▶ **Instructions to follow**
Out of the entries that follow, copy each line containing "Schlagwort".

▶ **Data provided**
########################################

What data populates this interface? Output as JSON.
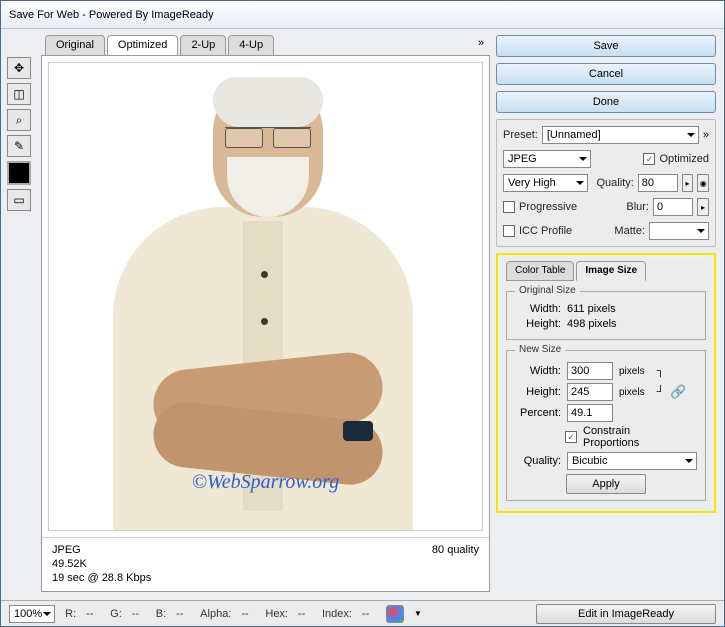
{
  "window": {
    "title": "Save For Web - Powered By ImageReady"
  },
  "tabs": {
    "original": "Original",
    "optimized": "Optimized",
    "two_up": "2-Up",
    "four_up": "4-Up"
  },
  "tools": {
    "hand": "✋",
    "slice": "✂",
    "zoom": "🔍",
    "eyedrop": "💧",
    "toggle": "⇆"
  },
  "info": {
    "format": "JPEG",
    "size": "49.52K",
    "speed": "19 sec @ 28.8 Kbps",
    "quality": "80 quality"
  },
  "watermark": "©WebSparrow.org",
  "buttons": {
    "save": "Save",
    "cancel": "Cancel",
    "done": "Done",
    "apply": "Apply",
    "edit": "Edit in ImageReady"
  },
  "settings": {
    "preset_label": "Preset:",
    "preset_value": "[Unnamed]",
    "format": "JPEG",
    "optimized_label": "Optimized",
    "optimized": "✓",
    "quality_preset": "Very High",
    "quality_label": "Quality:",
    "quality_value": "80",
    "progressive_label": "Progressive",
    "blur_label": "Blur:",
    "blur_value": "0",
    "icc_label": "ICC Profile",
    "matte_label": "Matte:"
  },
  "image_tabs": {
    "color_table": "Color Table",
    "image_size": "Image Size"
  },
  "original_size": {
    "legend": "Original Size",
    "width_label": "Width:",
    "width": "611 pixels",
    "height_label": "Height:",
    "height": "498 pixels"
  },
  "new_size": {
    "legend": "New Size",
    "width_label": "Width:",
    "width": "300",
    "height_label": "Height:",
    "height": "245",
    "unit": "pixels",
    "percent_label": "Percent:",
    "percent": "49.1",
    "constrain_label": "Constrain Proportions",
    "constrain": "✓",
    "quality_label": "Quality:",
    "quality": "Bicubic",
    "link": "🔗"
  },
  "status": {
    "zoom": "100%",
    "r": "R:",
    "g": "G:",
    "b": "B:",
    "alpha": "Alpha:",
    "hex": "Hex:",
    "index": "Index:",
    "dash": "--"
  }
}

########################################

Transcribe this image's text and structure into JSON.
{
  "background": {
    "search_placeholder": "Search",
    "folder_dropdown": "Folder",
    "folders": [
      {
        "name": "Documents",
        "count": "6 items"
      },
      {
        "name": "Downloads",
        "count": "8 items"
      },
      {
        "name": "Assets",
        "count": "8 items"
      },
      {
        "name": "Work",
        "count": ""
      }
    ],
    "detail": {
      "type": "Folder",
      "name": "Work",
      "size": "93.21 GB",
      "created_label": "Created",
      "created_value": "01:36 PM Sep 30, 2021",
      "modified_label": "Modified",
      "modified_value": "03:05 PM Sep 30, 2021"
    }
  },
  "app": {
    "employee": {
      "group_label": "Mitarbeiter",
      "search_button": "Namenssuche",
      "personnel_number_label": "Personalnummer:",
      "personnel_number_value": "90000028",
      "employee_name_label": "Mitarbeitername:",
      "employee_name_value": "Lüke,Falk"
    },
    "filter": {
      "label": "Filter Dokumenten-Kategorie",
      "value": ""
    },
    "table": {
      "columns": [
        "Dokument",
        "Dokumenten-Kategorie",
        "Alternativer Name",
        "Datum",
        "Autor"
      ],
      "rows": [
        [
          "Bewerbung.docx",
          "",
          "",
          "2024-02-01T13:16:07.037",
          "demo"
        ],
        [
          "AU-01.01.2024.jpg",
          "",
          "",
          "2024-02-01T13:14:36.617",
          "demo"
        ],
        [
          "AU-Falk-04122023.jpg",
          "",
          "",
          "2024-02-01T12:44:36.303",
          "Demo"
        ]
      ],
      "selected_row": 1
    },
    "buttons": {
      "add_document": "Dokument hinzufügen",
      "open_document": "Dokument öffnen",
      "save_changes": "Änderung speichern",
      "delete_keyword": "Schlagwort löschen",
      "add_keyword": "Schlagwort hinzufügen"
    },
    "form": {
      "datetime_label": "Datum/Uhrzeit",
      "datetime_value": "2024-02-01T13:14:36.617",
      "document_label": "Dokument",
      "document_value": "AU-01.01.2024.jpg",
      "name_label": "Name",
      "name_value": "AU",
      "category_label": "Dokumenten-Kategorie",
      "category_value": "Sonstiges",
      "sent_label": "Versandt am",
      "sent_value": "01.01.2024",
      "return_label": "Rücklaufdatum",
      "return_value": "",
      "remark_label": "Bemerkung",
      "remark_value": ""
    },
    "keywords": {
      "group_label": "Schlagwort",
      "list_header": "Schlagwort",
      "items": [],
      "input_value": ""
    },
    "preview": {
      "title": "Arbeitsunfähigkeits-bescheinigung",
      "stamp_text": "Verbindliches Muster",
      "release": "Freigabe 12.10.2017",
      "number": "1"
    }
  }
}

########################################

▶ **Response below**
      "delete_keyword": "Schlagwort löschen",
      "add_keyword": "Schlagwort hinzufügen"
      "group_label": "Schlagwort",
      "list_header": "Schlagwort",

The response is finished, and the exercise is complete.